**Directions:** Filter the entries below, keeping every line that has the word "Unidentified".

Dataset rows describing interfaces
=== Section Start ===
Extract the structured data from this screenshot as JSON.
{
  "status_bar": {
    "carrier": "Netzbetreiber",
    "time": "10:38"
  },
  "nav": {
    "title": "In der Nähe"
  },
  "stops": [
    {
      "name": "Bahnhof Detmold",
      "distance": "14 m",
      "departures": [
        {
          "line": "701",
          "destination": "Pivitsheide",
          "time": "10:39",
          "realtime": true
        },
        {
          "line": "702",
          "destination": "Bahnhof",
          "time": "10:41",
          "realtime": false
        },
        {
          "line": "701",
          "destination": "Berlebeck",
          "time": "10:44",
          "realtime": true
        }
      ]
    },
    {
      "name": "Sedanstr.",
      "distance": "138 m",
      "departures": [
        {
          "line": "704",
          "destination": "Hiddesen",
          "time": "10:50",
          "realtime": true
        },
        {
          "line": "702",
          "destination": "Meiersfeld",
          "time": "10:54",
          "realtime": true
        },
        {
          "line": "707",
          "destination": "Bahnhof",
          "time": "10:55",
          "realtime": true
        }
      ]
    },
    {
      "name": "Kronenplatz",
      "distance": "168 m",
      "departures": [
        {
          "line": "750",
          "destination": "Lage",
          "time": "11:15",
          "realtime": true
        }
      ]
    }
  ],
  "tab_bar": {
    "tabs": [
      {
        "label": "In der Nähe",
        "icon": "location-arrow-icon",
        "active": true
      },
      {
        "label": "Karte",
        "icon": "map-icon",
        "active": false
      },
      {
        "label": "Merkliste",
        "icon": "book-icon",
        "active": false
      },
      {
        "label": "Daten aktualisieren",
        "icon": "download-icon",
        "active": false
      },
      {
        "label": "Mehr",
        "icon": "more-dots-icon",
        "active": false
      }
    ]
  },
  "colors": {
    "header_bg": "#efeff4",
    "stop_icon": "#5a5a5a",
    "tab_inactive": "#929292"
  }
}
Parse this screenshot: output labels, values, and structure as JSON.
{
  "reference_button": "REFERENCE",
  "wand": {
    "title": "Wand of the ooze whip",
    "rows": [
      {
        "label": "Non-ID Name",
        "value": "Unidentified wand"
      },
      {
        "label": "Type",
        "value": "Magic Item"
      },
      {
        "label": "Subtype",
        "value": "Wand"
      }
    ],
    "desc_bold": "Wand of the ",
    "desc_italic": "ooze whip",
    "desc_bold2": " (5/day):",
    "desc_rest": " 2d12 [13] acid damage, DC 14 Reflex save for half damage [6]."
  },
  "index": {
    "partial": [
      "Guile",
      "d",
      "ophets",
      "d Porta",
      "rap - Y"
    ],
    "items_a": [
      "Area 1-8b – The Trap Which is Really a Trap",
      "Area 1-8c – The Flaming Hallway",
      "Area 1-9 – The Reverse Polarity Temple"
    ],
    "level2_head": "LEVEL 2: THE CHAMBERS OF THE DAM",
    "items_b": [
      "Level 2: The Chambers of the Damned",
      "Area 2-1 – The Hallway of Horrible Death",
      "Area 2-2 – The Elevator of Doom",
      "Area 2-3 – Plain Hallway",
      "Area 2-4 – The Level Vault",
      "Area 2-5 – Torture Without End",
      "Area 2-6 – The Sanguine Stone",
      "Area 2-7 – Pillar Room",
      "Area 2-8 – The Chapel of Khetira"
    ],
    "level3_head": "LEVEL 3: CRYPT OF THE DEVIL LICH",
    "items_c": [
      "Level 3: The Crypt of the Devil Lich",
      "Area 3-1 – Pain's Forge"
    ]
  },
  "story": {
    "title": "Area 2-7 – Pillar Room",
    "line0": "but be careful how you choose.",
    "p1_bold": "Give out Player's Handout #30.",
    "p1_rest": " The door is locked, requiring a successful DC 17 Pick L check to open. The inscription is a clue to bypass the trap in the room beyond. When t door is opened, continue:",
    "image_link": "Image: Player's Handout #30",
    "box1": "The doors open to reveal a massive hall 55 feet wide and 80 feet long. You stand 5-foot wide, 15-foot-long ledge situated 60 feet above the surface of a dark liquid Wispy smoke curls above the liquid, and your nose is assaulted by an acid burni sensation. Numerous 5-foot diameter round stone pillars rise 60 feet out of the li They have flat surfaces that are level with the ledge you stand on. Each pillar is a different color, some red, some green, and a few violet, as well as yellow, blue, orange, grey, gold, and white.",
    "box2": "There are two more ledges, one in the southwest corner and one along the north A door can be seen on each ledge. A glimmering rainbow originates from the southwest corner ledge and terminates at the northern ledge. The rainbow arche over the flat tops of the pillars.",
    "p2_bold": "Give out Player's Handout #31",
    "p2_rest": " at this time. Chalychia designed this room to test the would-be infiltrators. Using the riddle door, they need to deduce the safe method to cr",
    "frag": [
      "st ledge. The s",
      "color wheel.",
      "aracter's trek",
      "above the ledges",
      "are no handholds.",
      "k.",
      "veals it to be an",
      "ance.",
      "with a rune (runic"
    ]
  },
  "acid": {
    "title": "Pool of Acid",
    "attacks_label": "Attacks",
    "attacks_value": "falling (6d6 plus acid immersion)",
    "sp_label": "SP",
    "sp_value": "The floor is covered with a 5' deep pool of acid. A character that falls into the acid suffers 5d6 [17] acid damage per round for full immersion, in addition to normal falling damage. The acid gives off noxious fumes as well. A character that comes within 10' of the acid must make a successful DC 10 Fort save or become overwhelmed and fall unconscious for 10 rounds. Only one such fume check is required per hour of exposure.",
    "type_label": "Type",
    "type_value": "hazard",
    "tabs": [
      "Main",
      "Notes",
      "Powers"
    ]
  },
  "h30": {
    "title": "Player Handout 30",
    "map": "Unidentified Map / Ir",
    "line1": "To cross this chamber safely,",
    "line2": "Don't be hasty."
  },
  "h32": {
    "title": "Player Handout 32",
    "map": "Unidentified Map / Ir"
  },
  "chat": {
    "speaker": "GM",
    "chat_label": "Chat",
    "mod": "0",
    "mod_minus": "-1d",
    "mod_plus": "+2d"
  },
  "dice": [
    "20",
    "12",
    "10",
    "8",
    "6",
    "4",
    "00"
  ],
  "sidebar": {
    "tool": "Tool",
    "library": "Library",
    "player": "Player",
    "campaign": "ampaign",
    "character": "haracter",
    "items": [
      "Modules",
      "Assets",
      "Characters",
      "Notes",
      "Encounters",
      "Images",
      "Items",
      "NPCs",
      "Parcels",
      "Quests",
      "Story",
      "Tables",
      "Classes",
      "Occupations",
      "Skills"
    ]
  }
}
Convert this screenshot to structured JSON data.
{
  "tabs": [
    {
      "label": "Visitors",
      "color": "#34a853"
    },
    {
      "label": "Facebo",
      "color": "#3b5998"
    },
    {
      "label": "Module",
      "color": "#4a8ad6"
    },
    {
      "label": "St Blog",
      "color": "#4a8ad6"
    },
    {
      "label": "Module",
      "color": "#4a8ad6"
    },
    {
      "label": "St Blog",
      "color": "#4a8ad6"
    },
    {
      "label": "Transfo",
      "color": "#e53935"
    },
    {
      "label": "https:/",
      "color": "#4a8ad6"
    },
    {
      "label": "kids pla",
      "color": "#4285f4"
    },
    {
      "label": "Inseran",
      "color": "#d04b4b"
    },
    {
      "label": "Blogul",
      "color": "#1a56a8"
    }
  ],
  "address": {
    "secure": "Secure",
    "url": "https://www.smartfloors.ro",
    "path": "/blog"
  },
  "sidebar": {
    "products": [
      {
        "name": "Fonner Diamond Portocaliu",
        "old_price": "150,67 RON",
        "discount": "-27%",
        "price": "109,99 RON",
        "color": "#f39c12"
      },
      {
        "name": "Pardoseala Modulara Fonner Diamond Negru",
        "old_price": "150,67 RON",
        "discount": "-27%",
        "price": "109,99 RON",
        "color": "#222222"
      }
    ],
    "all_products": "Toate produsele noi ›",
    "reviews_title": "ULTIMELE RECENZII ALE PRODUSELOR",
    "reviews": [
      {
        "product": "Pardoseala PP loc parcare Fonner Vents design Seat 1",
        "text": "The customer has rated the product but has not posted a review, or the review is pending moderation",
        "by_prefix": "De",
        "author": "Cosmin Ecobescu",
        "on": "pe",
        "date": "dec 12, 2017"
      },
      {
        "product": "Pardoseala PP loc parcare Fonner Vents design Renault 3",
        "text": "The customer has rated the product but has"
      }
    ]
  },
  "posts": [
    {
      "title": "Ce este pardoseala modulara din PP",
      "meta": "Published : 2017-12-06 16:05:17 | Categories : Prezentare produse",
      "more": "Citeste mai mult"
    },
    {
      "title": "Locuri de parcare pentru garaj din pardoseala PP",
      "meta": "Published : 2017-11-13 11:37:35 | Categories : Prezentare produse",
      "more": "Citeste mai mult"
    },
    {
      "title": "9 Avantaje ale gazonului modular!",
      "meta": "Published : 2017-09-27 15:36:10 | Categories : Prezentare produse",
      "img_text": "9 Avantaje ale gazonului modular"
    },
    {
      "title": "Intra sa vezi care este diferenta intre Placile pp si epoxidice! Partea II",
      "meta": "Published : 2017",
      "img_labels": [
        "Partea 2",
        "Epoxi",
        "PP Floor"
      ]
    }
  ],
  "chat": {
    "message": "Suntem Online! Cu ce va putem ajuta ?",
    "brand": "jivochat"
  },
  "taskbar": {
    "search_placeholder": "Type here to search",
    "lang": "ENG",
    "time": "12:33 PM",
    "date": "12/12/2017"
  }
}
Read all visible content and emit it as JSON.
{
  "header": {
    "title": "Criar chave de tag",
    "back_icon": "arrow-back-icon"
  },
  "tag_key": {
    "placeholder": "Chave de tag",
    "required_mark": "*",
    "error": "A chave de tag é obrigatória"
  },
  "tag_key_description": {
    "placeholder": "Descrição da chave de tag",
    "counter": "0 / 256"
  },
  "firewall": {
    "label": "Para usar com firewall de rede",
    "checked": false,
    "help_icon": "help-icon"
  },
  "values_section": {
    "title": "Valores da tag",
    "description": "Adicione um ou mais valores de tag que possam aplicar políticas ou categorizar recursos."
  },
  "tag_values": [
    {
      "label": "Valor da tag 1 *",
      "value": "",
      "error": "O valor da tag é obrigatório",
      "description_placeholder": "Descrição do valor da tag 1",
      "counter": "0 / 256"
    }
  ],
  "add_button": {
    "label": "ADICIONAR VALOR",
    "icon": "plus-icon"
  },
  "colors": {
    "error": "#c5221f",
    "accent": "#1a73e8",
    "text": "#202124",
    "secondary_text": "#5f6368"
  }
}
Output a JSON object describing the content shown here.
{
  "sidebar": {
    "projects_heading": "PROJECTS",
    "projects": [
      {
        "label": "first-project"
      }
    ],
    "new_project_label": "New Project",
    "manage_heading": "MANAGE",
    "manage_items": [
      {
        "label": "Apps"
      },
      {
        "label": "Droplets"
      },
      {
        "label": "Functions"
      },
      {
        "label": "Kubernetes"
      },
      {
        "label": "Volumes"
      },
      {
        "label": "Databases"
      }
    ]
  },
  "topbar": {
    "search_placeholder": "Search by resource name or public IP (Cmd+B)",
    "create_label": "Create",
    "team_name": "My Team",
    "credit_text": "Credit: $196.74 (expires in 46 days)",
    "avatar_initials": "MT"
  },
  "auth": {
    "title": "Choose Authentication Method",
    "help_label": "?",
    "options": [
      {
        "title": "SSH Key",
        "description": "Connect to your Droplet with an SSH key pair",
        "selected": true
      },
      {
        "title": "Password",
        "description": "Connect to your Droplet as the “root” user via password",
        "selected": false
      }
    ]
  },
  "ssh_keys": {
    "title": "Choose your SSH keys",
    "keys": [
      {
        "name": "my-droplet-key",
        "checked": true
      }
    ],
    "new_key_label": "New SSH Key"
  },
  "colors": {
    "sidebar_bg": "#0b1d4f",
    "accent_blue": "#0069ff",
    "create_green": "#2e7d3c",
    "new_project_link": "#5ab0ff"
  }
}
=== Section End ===
**Answer space:**
        "value": "Unidentified wand"
    "map": "Unidentified Map / Ir",
    "map": "Unidentified Map / Ir"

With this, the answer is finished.